──────── Extracted entries ────────

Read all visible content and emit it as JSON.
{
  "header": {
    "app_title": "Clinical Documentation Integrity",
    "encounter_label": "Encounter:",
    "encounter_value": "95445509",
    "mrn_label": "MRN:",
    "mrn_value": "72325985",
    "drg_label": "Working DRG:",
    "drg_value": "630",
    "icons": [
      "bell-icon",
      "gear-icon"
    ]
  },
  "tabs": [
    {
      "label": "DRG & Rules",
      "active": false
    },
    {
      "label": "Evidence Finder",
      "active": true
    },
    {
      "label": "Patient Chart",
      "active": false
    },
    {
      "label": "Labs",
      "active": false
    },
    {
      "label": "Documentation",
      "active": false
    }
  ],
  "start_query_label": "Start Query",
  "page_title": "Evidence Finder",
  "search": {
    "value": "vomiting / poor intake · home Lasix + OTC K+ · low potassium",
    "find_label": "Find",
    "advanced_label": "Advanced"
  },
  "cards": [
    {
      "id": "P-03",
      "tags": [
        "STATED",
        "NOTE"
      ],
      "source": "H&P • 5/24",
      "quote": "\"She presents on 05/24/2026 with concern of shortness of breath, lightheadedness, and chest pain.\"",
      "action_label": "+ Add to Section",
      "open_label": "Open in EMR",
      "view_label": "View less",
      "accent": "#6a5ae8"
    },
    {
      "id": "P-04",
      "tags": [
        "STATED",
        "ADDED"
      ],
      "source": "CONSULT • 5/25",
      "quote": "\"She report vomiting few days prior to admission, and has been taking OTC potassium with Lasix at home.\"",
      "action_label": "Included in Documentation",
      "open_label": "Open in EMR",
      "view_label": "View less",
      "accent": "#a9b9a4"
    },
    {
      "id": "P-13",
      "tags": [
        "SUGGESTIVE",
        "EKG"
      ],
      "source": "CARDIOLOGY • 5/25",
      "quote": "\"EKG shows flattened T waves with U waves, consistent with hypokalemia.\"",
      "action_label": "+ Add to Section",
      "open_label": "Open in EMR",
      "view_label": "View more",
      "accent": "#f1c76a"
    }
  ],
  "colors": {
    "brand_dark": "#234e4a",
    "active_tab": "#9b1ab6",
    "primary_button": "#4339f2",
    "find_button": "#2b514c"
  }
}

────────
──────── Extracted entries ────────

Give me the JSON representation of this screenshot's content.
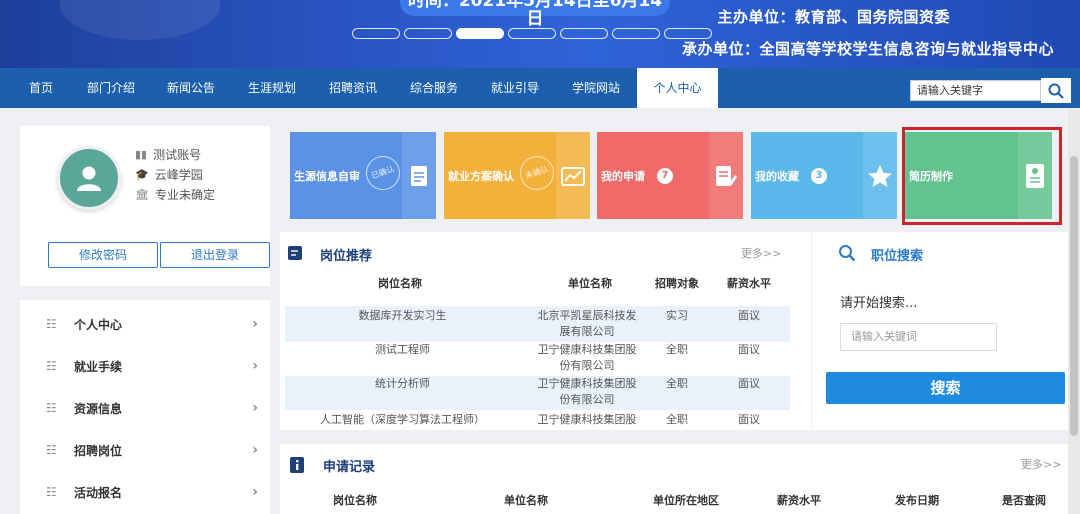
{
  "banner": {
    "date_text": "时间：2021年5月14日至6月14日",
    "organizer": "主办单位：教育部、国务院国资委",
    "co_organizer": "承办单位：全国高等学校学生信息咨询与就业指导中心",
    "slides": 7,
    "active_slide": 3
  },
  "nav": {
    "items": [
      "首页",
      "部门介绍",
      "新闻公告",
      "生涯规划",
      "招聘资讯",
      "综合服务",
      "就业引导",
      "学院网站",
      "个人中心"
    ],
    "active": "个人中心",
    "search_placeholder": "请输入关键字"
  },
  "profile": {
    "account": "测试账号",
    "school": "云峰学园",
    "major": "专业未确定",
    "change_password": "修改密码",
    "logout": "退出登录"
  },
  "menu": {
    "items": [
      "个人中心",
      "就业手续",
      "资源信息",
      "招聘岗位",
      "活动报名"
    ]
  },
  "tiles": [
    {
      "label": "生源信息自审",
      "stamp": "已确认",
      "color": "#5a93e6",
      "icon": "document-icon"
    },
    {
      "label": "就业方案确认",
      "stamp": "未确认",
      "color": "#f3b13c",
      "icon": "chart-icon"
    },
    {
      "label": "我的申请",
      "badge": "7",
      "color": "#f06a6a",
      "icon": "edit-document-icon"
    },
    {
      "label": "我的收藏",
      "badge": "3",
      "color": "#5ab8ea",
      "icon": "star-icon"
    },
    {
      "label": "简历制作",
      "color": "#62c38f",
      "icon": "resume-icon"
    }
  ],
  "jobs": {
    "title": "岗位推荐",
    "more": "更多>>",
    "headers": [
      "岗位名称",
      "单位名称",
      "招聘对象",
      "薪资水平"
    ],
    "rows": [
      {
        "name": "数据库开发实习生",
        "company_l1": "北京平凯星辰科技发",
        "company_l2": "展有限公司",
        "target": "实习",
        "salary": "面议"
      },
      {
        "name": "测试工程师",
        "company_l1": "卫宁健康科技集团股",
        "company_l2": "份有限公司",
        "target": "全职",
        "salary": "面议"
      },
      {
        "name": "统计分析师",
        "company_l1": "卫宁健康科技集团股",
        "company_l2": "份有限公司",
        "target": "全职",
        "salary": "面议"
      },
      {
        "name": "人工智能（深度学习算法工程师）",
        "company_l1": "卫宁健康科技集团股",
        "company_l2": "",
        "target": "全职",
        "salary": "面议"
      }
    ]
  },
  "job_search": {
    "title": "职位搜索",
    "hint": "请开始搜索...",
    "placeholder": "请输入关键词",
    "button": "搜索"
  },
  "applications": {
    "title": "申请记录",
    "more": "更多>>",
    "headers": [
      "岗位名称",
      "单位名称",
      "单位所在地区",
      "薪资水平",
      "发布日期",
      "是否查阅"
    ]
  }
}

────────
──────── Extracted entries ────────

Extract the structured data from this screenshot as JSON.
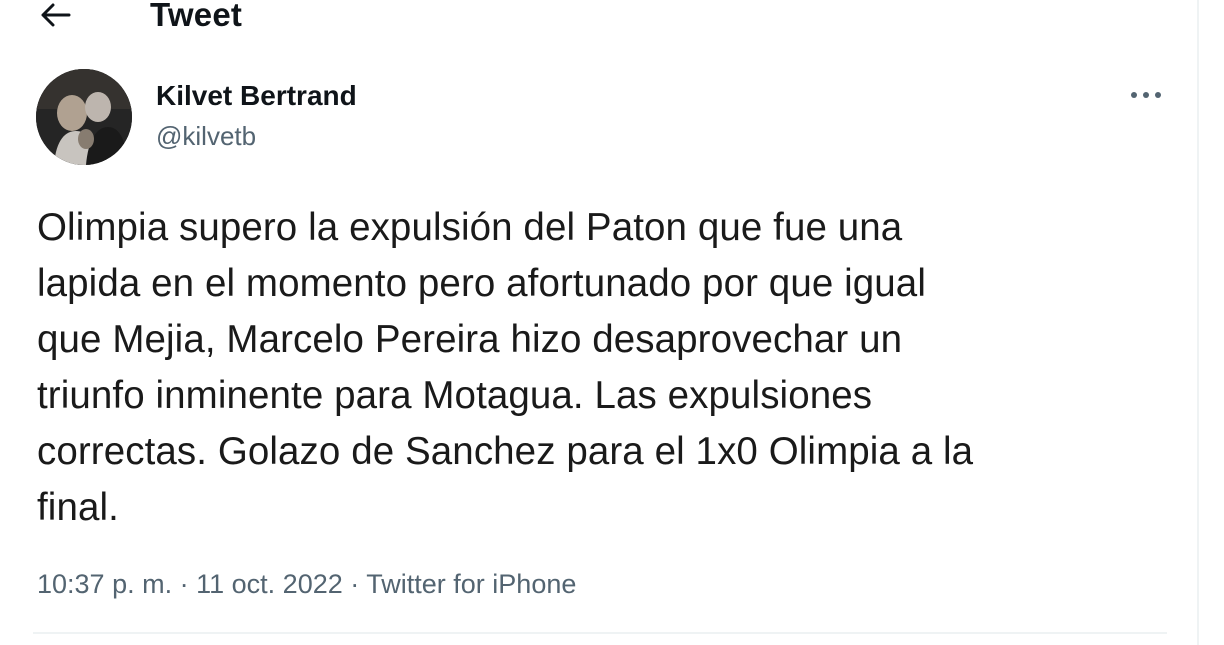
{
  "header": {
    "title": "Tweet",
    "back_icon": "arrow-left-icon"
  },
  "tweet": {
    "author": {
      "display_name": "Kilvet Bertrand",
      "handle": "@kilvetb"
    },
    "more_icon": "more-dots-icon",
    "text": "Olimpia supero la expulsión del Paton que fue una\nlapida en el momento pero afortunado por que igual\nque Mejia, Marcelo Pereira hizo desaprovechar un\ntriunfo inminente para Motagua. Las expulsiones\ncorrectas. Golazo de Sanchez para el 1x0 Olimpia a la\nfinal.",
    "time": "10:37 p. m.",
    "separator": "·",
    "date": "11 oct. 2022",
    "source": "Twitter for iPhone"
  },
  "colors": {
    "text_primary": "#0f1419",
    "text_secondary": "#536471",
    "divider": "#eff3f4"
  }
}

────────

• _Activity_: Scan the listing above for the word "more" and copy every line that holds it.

• _Written solution_:
      "view_label": "View more",
    "more": "更多>>",
    "more": "更多>>",
    "more_icon": "more-dots-icon",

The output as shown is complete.